Well today is of course St Patricks Day so what better way to celebrate than by reading a book set in Ireland/Northern Ireland?
Follow the map – image courtesy of Google Maps
Eureka Street by Robert McLiam Wilson
Jake Jackson and Chuckie Lurgan are good friends. But one is Catholic and the other is Protestant–their journey and experience around their sectarian set at a time when Belfast was in the middle of ‘The Troubles’, this is a poignant and often very funny look at Belfast.
“All stories are love stories” is the first sentence of this book. It’s not a love story in the traditional sense but a delicious tribute to the city of Belfast.
Broken Harbour by Tana French
In Broken Harbour, a ghost estate outside Dublin – two children and their father are dead. The mother is on her way to intensive care. Scorcher Kennedy at first thinks its a sad case of a man’s financial woes troubles ending in the slaughter of his family. But many things just don’t add up…
To make matters worse, this case is a strange and painful reminder of what happened to his own family at the same places, when they were kids.
‘The Whereabouts of Eneas McNulty’ by Sebastian Barry
The tensions surrounding the Irish struggle for independence lie at the heart of this novel set in the town of Sligo about the tensions surrounding the Irish struggle for independence
A man joins the British-led police force the Royal Irish Constabulary, but ends up being labelled a traitor. As a marked man he goes on the run, but he sneaks back to Sligo whenever he can.
This is his journey and more of 20th Century Ireland, and of a man and a country both fighting to exist.
‘Juno and Juliet’ by Julian Gough
This is a story of identical twins during their first year at university which sees them adjusting to life in the city, drinking in the bars and sometimes attending classes A coming of age story in which Galway itself is one of the main characters.
Tipperary by Frank Delaney – A novel of Ireland
The story of an itinerant healer born in 1860 who travels the countryside dispensing cures, discovering the story of Ireland through its people, and witnesses at first hand, the birth of land-reform measures destined to lead to Irish independence.
When he falls in love with April Jones who rejects him and so he returns to Ireland and decides to preserve an abandoned estate in tipperary which may belong to april and her father. As he travels and works, he meets such figures as Charles Parnell and George Bernard Shaw.

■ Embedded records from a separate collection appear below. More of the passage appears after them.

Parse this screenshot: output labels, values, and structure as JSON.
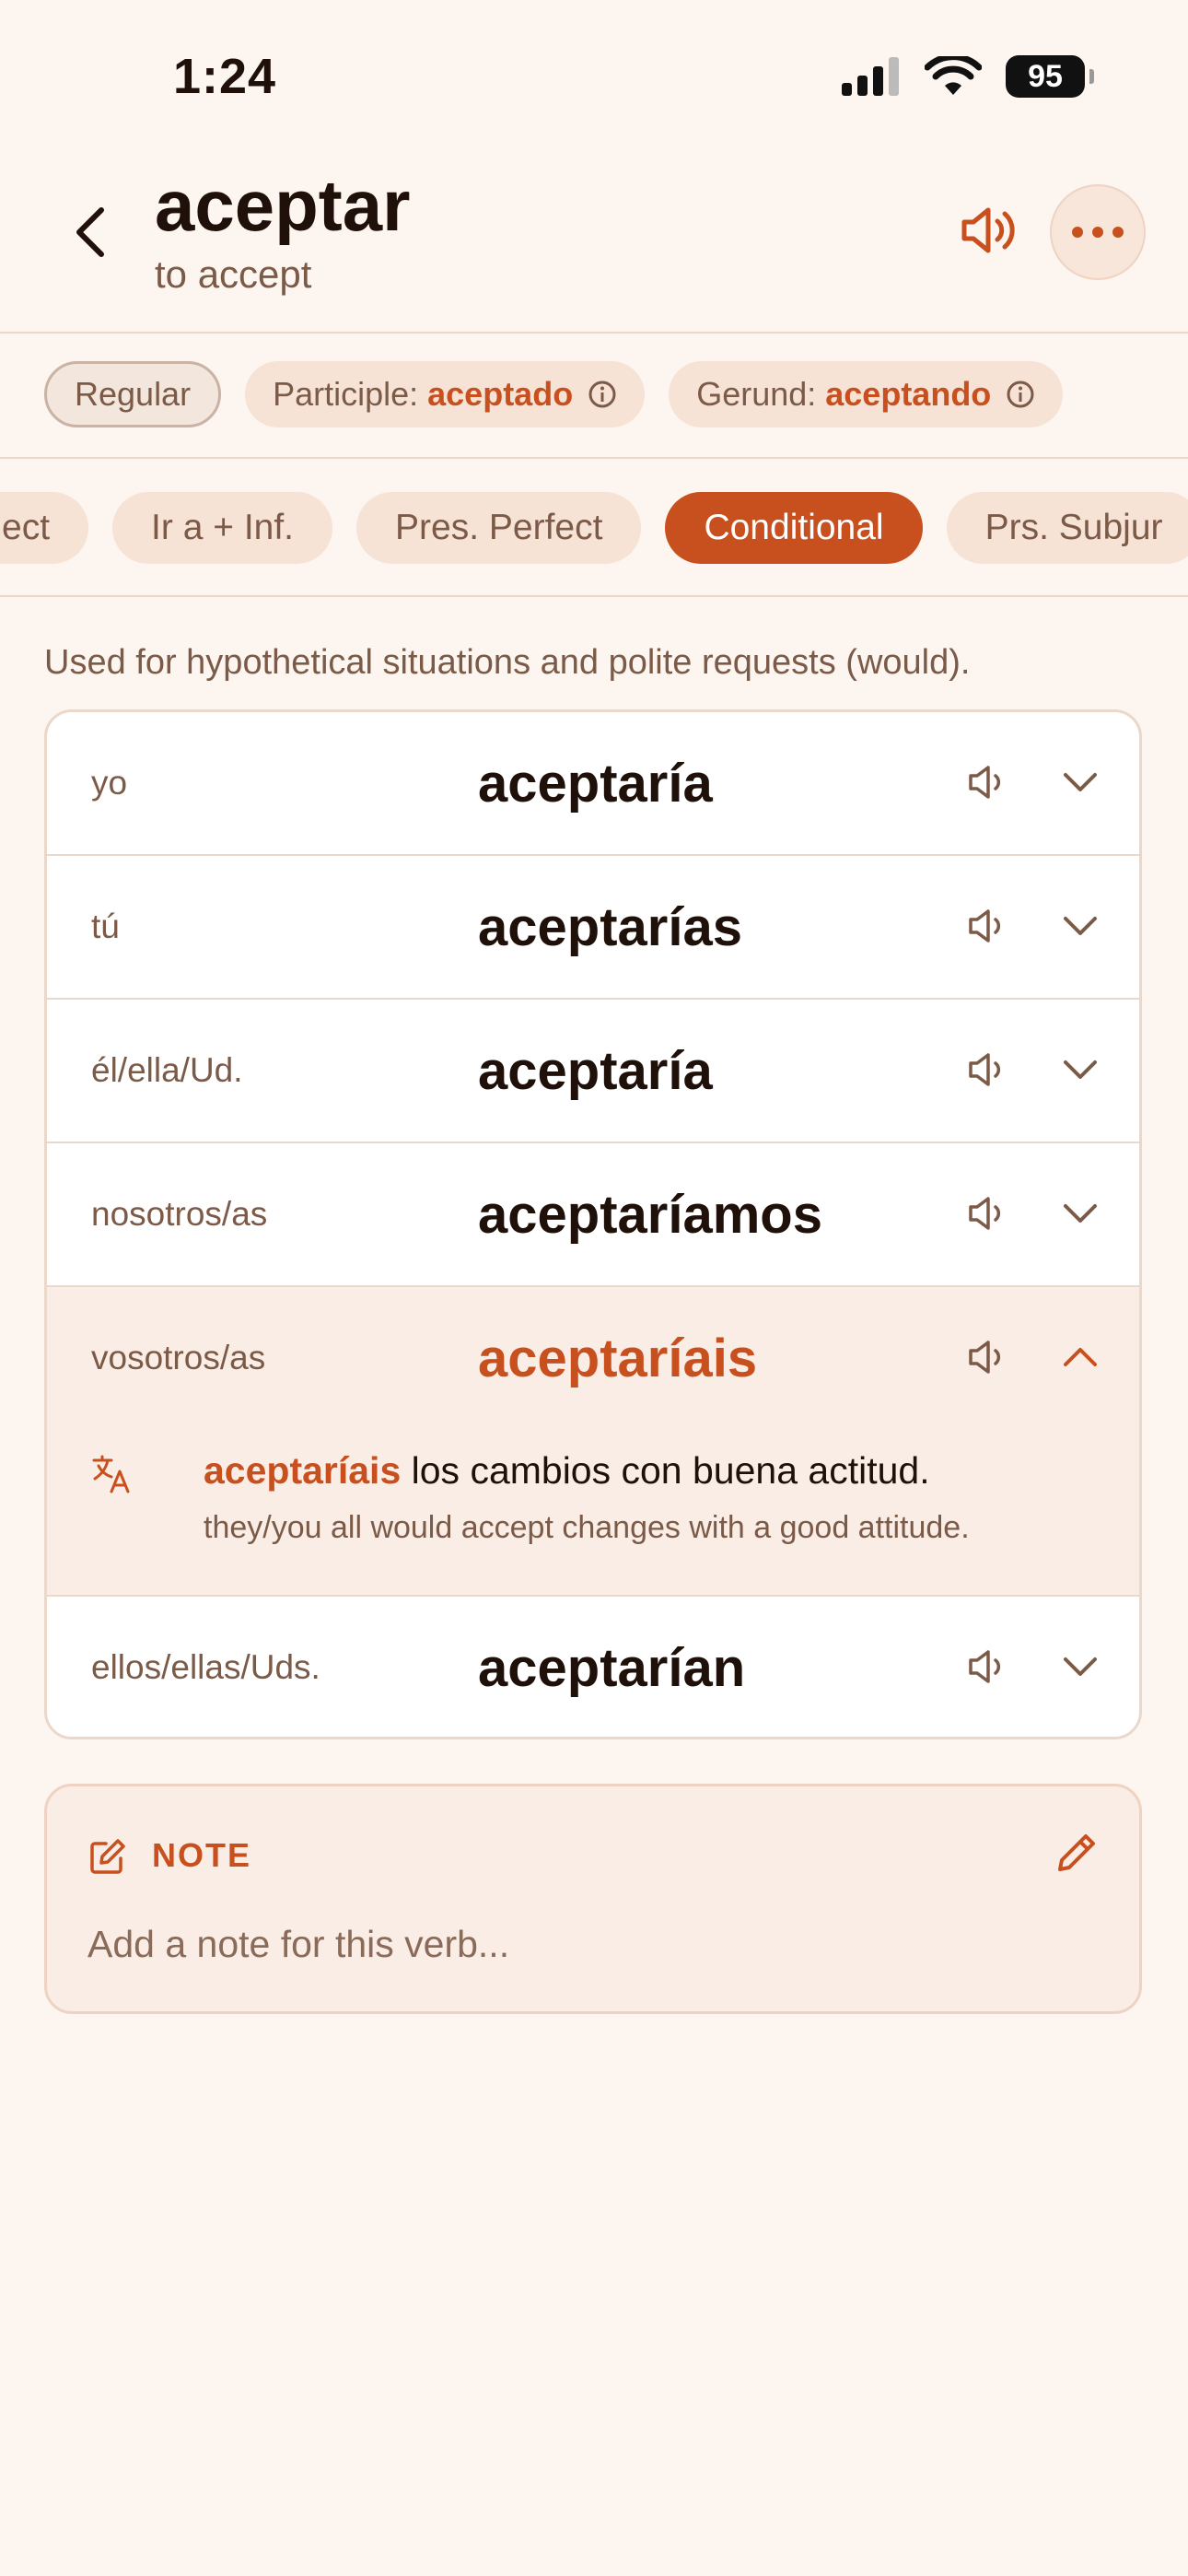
{
  "status_bar": {
    "time": "1:24",
    "battery": "95"
  },
  "header": {
    "title": "aceptar",
    "subtitle": "to accept"
  },
  "chips": {
    "regular": "Regular",
    "participle_label": "Participle:",
    "participle_value": "aceptado",
    "gerund_label": "Gerund:",
    "gerund_value": "aceptando"
  },
  "tabs": [
    {
      "label": "ect"
    },
    {
      "label": "Ir a + Inf."
    },
    {
      "label": "Pres. Perfect"
    },
    {
      "label": "Conditional",
      "active": true
    },
    {
      "label": "Prs. Subjur"
    }
  ],
  "description": "Used for hypothetical situations and polite requests (would).",
  "conjugations": [
    {
      "pronoun": "yo",
      "form": "aceptaría"
    },
    {
      "pronoun": "tú",
      "form": "aceptarías"
    },
    {
      "pronoun": "él/ella/Ud.",
      "form": "aceptaría"
    },
    {
      "pronoun": "nosotros/as",
      "form": "aceptaríamos"
    },
    {
      "pronoun": "vosotros/as",
      "form": "aceptaríais",
      "expanded": true,
      "example_highlight": "aceptaríais",
      "example_rest": " los cambios con buena actitud.",
      "example_translation": "they/you all would accept changes with a good attitude."
    },
    {
      "pronoun": "ellos/ellas/Uds.",
      "form": "aceptarían"
    }
  ],
  "note": {
    "label": "NOTE",
    "placeholder": "Add a note for this verb..."
  },
  "colors": {
    "accent": "#C8501E",
    "background": "#FDF5EF",
    "muted_text": "#7B5A48"
  },
  "icons": [
    "back-chevron-icon",
    "speaker-icon",
    "more-dots-icon",
    "info-icon",
    "chevron-down-icon",
    "chevron-up-icon",
    "translate-icon",
    "note-edit-icon",
    "pencil-icon"
  ]
}
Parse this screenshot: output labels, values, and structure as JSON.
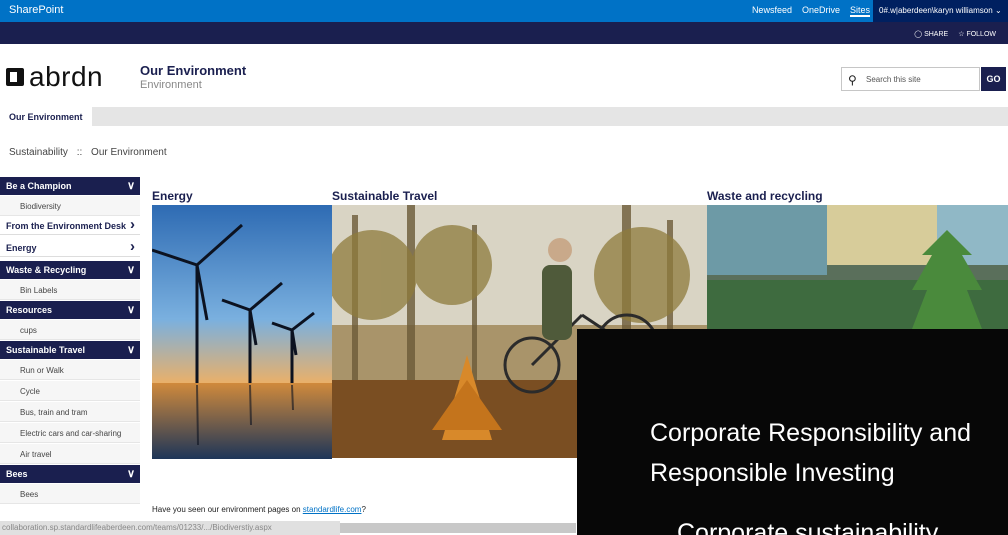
{
  "suite": {
    "brand": "SharePoint",
    "links": [
      "Newsfeed",
      "OneDrive",
      "Sites"
    ],
    "user": "0#.w|aberdeen\\karyn williamson"
  },
  "actions": {
    "share": "SHARE",
    "follow": "FOLLOW"
  },
  "header": {
    "logo_text": "abrdn",
    "site_title": "Our Environment",
    "site_subtitle": "Environment"
  },
  "search": {
    "placeholder": "Search this site",
    "go_label": "GO"
  },
  "topnav": {
    "tab": "Our Environment"
  },
  "breadcrumb": {
    "root": "Sustainability",
    "sep": "::",
    "current": "Our Environment"
  },
  "sidebar": {
    "items": [
      {
        "label": "Be a Champion",
        "type": "head",
        "chevron": "down"
      },
      {
        "label": "Biodiversity",
        "type": "sub"
      },
      {
        "label": "From the Environment Desk",
        "type": "plain",
        "chevron": "right"
      },
      {
        "label": "Energy",
        "type": "plain",
        "chevron": "right"
      },
      {
        "label": "Waste & Recycling",
        "type": "head",
        "chevron": "down"
      },
      {
        "label": "Bin Labels",
        "type": "sub"
      },
      {
        "label": "Resources",
        "type": "head",
        "chevron": "down"
      },
      {
        "label": "cups",
        "type": "sub"
      },
      {
        "label": "Sustainable Travel",
        "type": "head",
        "chevron": "down"
      },
      {
        "label": "Run or Walk",
        "type": "sub"
      },
      {
        "label": "Cycle",
        "type": "sub"
      },
      {
        "label": "Bus, train and tram",
        "type": "sub"
      },
      {
        "label": "Electric cars and car-sharing",
        "type": "sub"
      },
      {
        "label": "Air travel",
        "type": "sub"
      },
      {
        "label": "Bees",
        "type": "head",
        "chevron": "down"
      },
      {
        "label": "Bees",
        "type": "sub"
      }
    ]
  },
  "sections": {
    "energy": "Energy",
    "travel": "Sustainable Travel",
    "waste": "Waste and recycling"
  },
  "promo": {
    "prefix": "Have you seen our environment pages on ",
    "link": "standardlife.com",
    "suffix": "?"
  },
  "status": {
    "url": "collaboration.sp.standardlifeaberdeen.com/teams/01233/.../Biodiverstiy.aspx"
  },
  "overlay": {
    "line1": "Corporate Responsibility and",
    "line2": "Responsible Investing",
    "line3": "Corporate sustainability"
  },
  "colors": {
    "suite": "#0072c6",
    "navy": "#1a1f4f",
    "link": "#0072c6"
  }
}
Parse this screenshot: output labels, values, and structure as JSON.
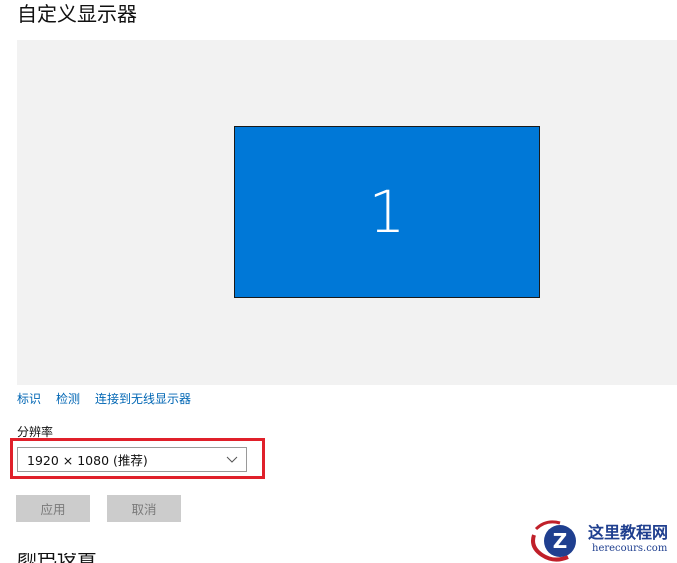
{
  "page": {
    "title": "自定义显示器",
    "next_section_title": "颜色设置"
  },
  "display_area": {
    "monitor_number": "1",
    "monitor_color": "#0078d7",
    "background_color": "#f2f2f2"
  },
  "links": {
    "identify": "标识",
    "detect": "检测",
    "connect_wireless": "连接到无线显示器"
  },
  "resolution": {
    "label": "分辨率",
    "selected": "1920 × 1080 (推荐)",
    "highlight_color": "#e0202a"
  },
  "buttons": {
    "apply": "应用",
    "cancel": "取消"
  },
  "watermark": {
    "title": "这里教程网",
    "url": "herecours.com",
    "icon": "z-logo-icon"
  }
}
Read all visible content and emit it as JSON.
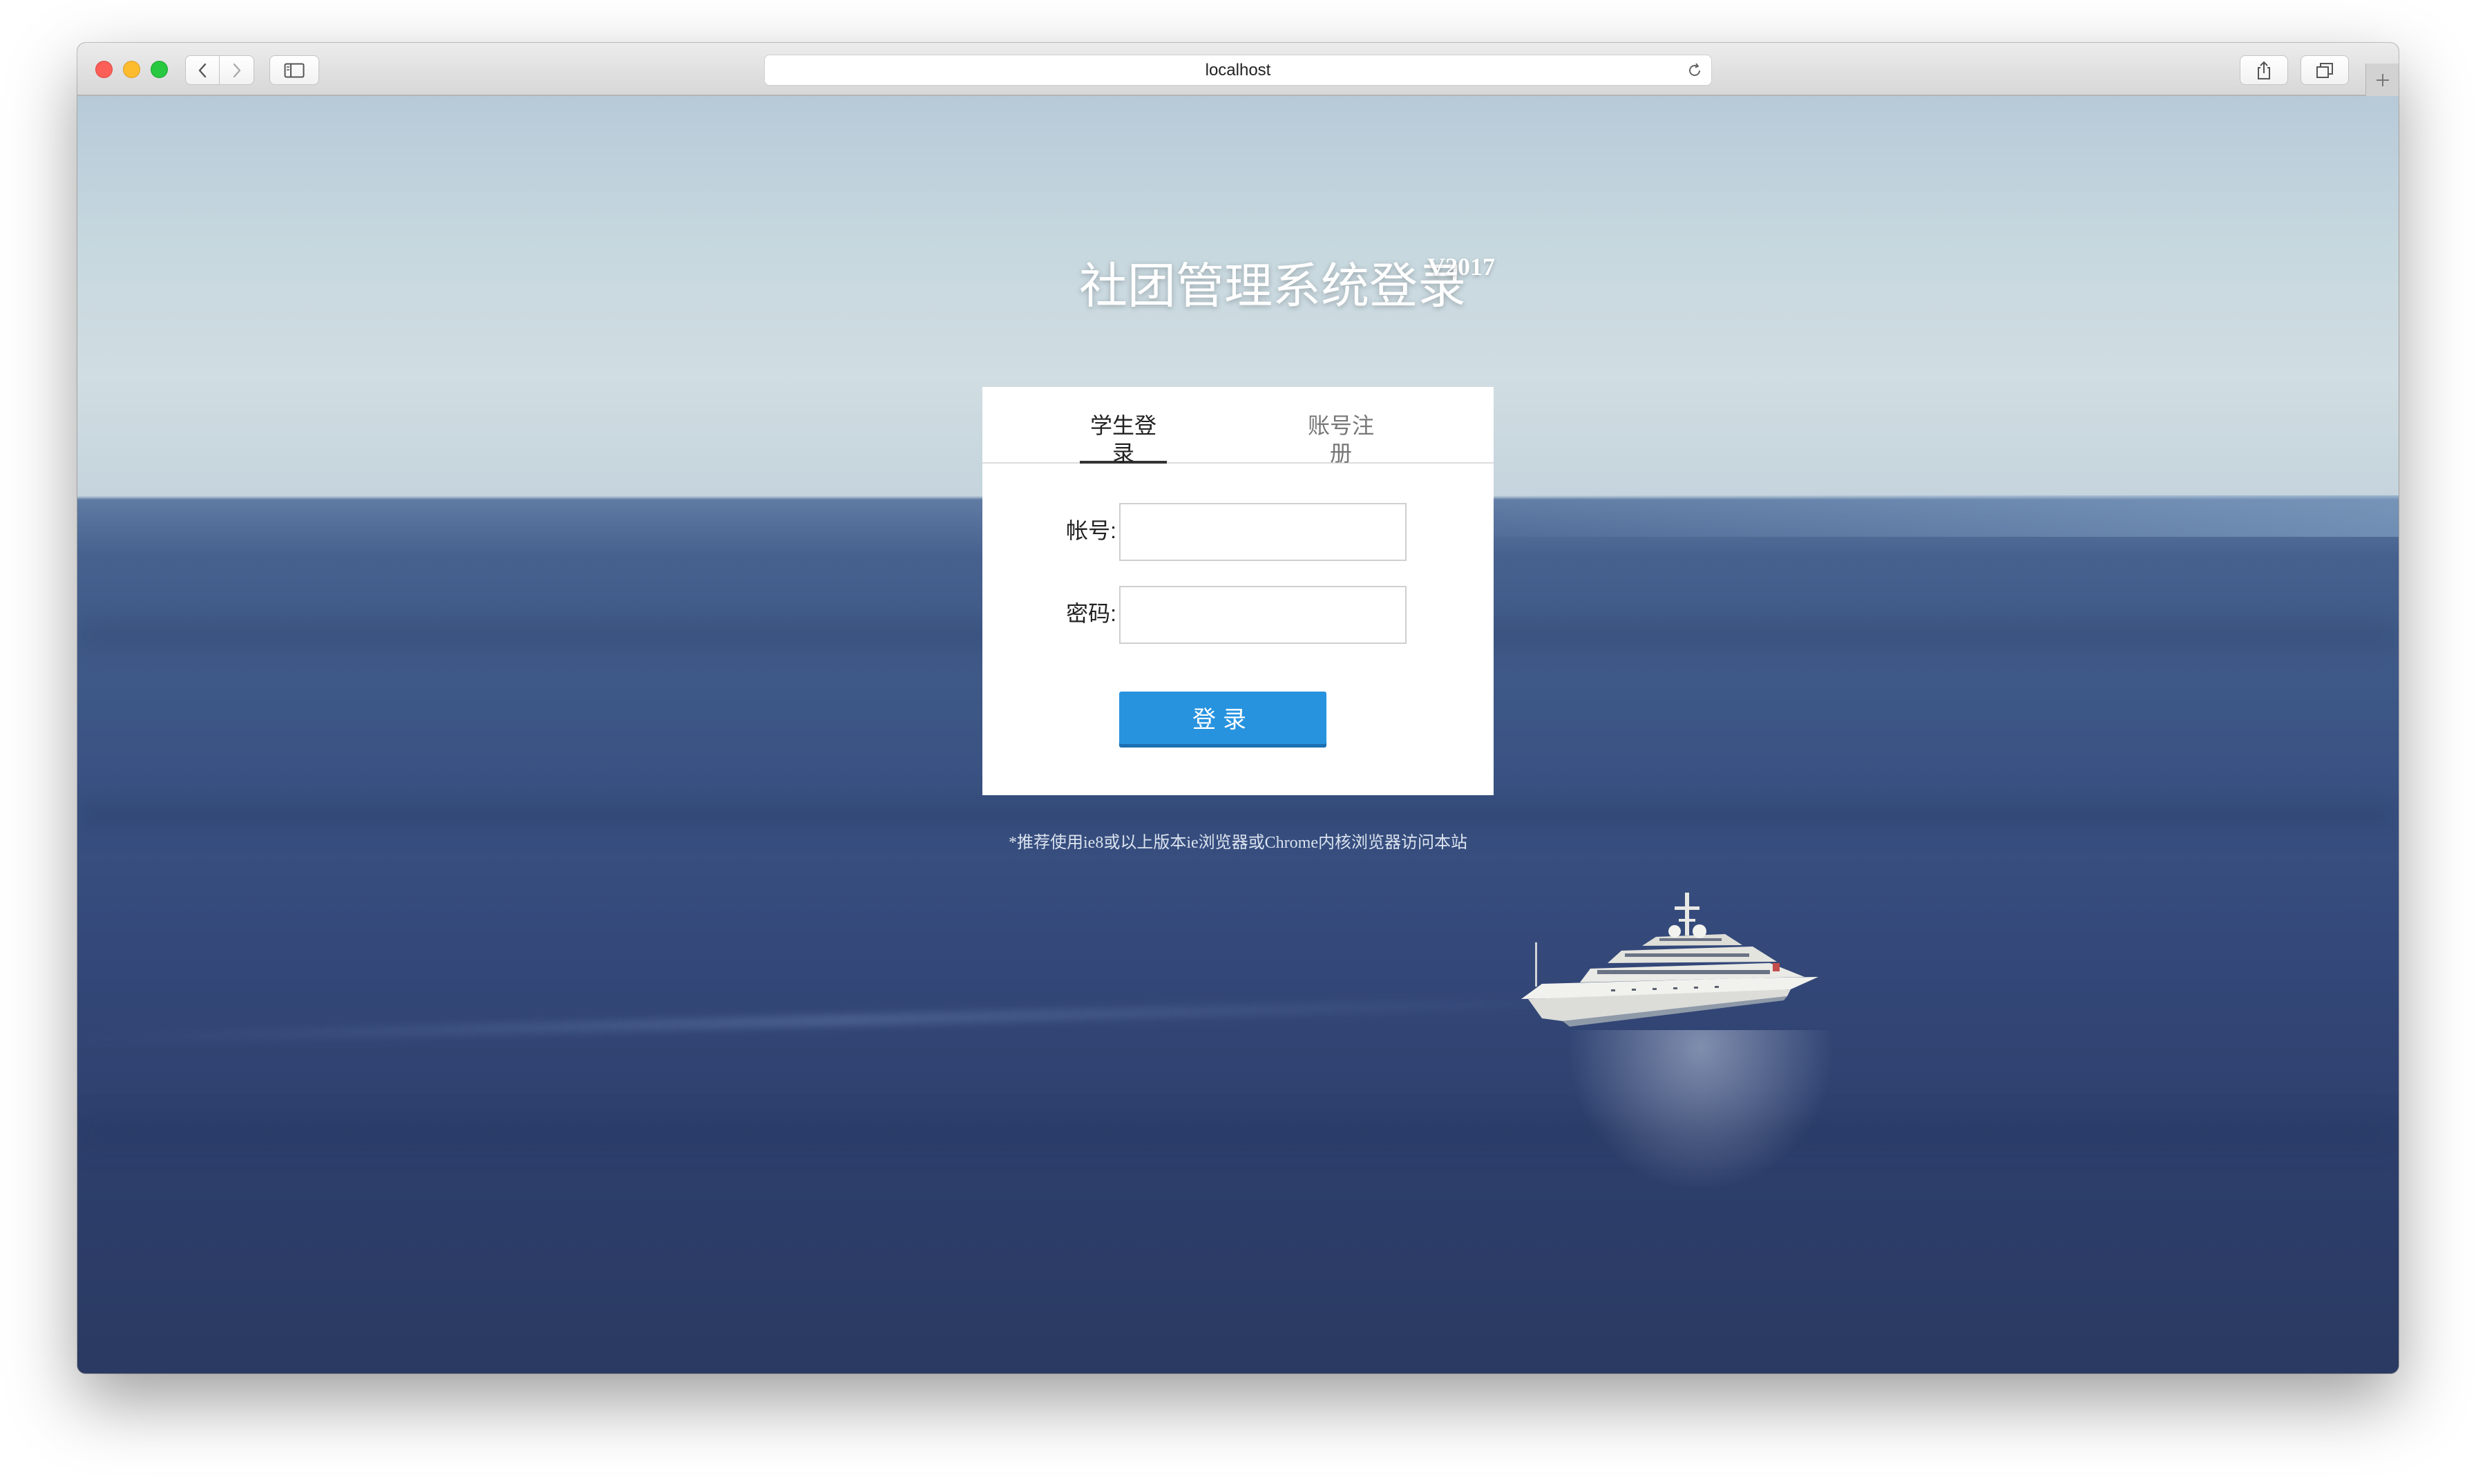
{
  "browser": {
    "address": "localhost",
    "icons": {
      "back": "chevron-left-icon",
      "forward": "chevron-right-icon",
      "sidebar": "sidebar-icon",
      "reload": "reload-icon",
      "share": "share-icon",
      "tabs": "tabs-overview-icon",
      "new_tab": "plus-icon"
    }
  },
  "page": {
    "title": "社团管理系统登录",
    "version": "V2017",
    "tabs": [
      {
        "label": "学生登录",
        "active": true
      },
      {
        "label": "账号注册",
        "active": false
      }
    ],
    "form": {
      "account_label": "帐号:",
      "account_value": "",
      "password_label": "密码:",
      "password_value": "",
      "submit_label": "登录"
    },
    "tip": "*推荐使用ie8或以上版本ie浏览器或Chrome内核浏览器访问本站"
  },
  "colors": {
    "button": "#2793df",
    "accent_tab": "#333333",
    "sky": "#c7d8df",
    "sea": "#34497a"
  }
}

This is the story of a man’s passion for the woman he loves is intertwined with his country’s emergence as a nation.